DG Environment asked Eunomia to consider how waste management policy and practice would need to change in six Western Balkan countries, each at various stages in the process of acceding to the European Union, in order to align with the waste related part of the EU acquis.
The work was undertaken with LDK Consultants, IVL (the Swedish Environmental Research Institute), and national experts in each of the six countries: Albania, Bosnia and Herzegovina, Former Yugoslav Republic of Macedonia, Kosovo, Montenegro and Serbia.
The work began with a detailed assessment of the state of play in each of the six countries. All countries were found to be struggling to deal with a range of issues:
- Roles and responsibilities were not always clearly defined across Ministries and between central and local government (sometimes with the potential for conflicts of interest arising);
- The apparatus for regulating and enforcing existing law was not sufficiently well developed;

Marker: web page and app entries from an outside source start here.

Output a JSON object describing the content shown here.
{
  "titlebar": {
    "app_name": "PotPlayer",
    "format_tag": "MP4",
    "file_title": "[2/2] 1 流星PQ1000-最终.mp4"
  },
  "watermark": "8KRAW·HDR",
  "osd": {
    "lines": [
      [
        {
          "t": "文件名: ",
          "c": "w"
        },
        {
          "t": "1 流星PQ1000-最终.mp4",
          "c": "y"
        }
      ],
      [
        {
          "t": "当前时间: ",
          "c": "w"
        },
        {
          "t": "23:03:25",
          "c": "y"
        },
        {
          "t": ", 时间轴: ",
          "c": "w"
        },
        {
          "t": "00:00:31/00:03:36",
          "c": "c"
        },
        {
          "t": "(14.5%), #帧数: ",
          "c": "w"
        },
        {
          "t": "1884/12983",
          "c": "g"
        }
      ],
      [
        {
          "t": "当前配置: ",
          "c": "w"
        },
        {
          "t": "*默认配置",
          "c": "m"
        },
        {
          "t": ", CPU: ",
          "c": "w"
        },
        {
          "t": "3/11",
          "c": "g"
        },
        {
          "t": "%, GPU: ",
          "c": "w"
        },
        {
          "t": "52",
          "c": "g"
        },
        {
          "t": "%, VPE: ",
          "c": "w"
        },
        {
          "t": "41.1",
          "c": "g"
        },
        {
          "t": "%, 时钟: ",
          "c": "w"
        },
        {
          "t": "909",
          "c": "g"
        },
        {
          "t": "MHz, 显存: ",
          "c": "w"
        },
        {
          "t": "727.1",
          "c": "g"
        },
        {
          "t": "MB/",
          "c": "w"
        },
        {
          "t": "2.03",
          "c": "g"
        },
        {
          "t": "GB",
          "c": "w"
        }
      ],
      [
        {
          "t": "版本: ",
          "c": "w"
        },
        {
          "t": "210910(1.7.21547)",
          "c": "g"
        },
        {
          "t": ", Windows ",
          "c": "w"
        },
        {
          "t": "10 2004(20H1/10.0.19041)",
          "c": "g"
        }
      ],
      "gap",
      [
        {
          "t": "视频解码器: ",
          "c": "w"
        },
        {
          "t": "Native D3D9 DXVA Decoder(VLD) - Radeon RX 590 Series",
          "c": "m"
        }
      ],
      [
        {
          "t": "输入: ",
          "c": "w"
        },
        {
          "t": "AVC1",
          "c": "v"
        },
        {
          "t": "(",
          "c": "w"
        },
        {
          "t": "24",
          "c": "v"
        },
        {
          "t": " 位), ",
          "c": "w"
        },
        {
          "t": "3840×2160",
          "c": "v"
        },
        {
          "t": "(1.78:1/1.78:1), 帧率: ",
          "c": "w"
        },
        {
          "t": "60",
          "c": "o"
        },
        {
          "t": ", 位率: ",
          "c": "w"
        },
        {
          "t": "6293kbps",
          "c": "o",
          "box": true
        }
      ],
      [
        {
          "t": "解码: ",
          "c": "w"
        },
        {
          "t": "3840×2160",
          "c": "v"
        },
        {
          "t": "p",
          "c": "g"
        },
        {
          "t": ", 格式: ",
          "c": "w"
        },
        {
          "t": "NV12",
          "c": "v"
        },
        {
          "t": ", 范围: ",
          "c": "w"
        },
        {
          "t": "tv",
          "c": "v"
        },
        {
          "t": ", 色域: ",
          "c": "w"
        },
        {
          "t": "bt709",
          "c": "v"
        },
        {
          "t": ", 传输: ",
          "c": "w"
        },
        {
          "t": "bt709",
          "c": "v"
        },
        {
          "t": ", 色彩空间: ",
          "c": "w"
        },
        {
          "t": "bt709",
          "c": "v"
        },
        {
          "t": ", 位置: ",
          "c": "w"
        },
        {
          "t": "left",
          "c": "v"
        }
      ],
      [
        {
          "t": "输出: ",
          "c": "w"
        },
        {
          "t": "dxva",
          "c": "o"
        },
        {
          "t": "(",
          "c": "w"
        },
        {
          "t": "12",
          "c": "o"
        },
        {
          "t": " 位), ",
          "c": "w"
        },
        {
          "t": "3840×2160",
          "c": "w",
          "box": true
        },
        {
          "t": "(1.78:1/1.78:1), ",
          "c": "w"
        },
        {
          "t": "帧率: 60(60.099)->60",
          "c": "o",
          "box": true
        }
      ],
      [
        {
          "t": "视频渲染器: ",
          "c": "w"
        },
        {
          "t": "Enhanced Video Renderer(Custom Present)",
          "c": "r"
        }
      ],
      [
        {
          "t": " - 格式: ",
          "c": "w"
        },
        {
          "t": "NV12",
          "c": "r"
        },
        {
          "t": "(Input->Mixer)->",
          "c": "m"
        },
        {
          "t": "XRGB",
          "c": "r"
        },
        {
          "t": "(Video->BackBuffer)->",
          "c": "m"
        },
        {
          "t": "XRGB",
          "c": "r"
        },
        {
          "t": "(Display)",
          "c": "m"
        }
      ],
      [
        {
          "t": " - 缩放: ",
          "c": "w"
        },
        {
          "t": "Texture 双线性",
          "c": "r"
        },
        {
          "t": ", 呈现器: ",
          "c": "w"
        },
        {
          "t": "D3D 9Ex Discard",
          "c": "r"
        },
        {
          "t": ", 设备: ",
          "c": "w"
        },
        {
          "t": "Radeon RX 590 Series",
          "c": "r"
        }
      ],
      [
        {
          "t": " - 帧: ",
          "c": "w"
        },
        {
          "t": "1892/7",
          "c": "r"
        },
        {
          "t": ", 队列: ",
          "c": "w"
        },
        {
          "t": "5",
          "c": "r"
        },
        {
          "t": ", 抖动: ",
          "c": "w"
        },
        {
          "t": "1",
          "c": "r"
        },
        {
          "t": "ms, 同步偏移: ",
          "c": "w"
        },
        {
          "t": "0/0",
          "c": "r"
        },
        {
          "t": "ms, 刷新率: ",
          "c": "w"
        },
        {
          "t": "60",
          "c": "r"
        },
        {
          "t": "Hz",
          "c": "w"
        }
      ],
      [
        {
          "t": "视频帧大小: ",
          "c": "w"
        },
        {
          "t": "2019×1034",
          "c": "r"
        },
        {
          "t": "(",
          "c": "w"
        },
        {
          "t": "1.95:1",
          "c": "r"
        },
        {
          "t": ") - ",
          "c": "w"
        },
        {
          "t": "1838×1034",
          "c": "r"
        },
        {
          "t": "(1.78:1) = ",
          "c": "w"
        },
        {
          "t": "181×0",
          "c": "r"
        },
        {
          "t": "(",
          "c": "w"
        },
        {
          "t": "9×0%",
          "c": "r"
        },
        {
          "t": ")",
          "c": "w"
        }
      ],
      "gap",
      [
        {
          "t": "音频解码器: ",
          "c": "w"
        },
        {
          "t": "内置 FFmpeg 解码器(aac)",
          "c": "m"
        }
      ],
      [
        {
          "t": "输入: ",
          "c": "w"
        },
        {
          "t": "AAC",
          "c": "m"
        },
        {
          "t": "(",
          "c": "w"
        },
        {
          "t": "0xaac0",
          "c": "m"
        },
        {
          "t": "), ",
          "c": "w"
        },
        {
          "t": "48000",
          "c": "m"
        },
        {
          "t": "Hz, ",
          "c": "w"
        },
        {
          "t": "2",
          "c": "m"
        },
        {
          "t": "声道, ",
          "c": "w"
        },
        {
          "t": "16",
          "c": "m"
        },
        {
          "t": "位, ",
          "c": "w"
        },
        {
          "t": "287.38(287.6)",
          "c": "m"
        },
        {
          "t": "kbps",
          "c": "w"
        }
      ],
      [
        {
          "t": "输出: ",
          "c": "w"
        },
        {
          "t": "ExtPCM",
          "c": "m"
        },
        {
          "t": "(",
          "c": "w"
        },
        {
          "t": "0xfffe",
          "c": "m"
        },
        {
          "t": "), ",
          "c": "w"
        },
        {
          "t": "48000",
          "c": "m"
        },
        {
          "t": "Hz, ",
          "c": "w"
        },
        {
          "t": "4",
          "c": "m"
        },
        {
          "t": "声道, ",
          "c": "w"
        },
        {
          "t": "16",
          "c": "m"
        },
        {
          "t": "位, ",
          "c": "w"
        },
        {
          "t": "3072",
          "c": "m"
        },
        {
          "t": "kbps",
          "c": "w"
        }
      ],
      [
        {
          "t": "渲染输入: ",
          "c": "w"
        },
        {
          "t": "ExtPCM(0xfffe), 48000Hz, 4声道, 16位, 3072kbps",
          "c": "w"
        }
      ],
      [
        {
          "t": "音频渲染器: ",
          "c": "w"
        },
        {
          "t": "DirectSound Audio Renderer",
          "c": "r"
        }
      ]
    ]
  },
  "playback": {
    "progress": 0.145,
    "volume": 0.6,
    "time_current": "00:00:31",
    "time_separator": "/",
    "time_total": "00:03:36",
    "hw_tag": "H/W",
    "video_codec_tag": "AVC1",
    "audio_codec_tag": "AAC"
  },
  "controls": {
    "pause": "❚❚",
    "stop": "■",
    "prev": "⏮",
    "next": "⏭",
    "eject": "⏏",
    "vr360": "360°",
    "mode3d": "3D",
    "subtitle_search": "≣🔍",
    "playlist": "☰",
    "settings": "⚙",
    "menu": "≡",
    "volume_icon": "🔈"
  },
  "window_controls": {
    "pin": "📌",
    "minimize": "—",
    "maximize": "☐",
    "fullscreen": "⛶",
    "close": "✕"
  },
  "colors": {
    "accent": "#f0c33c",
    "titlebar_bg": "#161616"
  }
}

- There were very few instruments in place designed to move waste up the hierarchy, either to meet EU targets, or those already written into the national plans: few of the countries had implemented producer responsibility measures of significance;
- At a municipal level, the means to ensure cost recovery for waste management services was problematic, with the political interests of local mayors making it difficult to raise fees;

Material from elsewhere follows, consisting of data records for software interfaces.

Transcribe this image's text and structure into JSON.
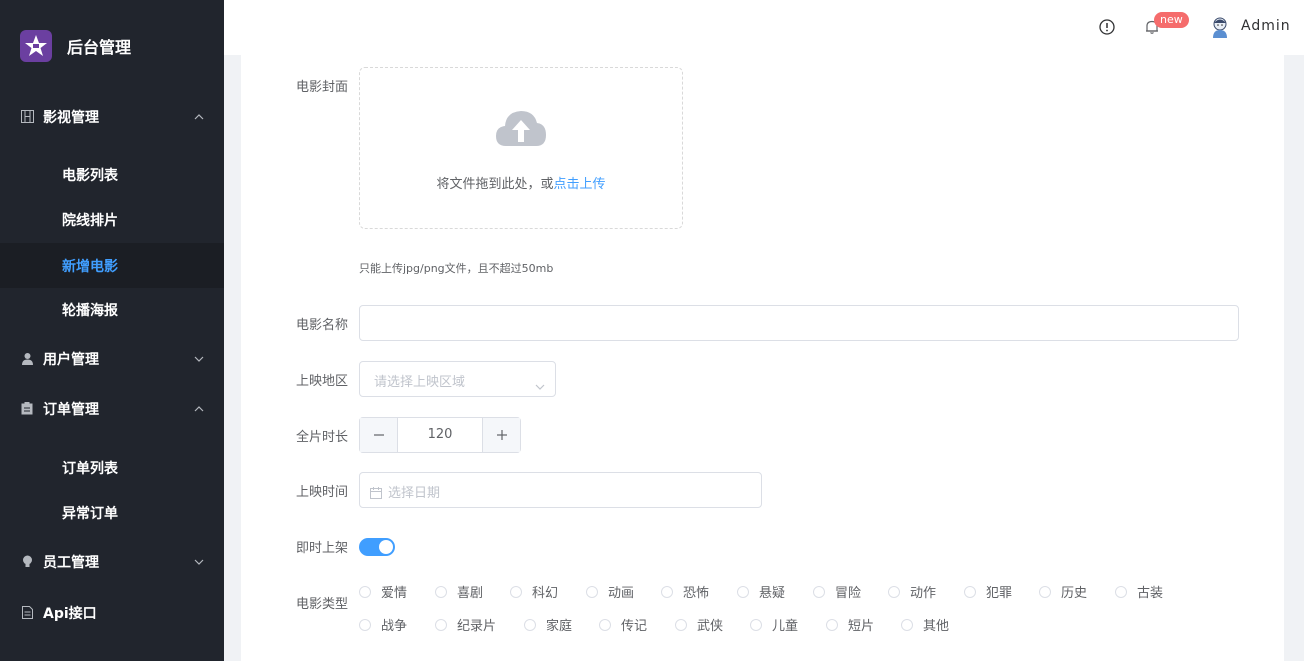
{
  "sidebar": {
    "brand_title": "后台管理",
    "menu": [
      {
        "label": "影视管理"
      },
      {
        "label": "电影列表"
      },
      {
        "label": "院线排片"
      },
      {
        "label": "新增电影"
      },
      {
        "label": "轮播海报"
      },
      {
        "label": "用户管理"
      },
      {
        "label": "订单管理"
      },
      {
        "label": "订单列表"
      },
      {
        "label": "异常订单"
      },
      {
        "label": "员工管理"
      },
      {
        "label": "Api接口"
      }
    ]
  },
  "header": {
    "badge": "new",
    "username": "Admin"
  },
  "form": {
    "cover_label": "电影封面",
    "upload_text": "将文件拖到此处，或",
    "upload_link": "点击上传",
    "upload_tip": "只能上传jpg/png文件，且不超过50mb",
    "name_label": "电影名称",
    "name_value": "",
    "region_label": "上映地区",
    "region_placeholder": "请选择上映区域",
    "duration_label": "全片时长",
    "duration_value": "120",
    "release_label": "上映时间",
    "release_placeholder": "选择日期",
    "publish_label": "即时上架",
    "publish_on": true,
    "genre_label": "电影类型",
    "genres": [
      "爱情",
      "喜剧",
      "科幻",
      "动画",
      "恐怖",
      "悬疑",
      "冒险",
      "动作",
      "犯罪",
      "历史",
      "古装",
      "战争",
      "纪录片",
      "家庭",
      "传记",
      "武侠",
      "儿童",
      "短片",
      "其他"
    ]
  },
  "colors": {
    "sidebar_bg": "#21252d",
    "accent": "#409eff",
    "badge": "#f56c6c"
  }
}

- The technical and operational capacity of national and local government, as well as regulators, was insufficient for the task in hand;
- The quality of waste data was extremely poor (more so than in other countries where it is also unsatisfactory); and
- The management of hazardous waste – given some legacy problems in some of the countries concerned – was in urgent need of being addressed.
Picture caption: Photo from the final report, figure 3-4: Examples of the varied waste collection infrastructure in the Western Balkans
Based on consultations and workshops with key stakeholders in each nation, roadmaps were developed for each nation based on their specific situations, though with some common themes emerging across the region. As well as the above issues being highlighted for attention, our analysis emphasised how funding coming into the region would need to focus, increasingly, on how to support the development of high capture recycling systems and technologies, recognising that in future, targets that accession states will need to meet are expected to be higher than those in current legislation.
Dominic Hogg, Chairman and Founder of Eunomia, who directed the project, said:
“There is a significant challenge facing the Western Balkan countries as they seek to approximate to EU standards for waste management. It will be important that the countries are supported in the right ways, and to do the right things. The prize, though, from better management of waste and moving waste up the hierarchy, will come in the form of benefits for the environment, in terms of jobs, and for the health of populations at large. As such, the limited political priority attached to waste management thus far deserves to be increased in future.”
The national assessments and Roadmaps have been translated into the national languages and are now being used by the Western Balkan countries, and by DG Environment in bilateral policy dialogues, to support the countries’ approximation to EU standards.
The full report is available for free here.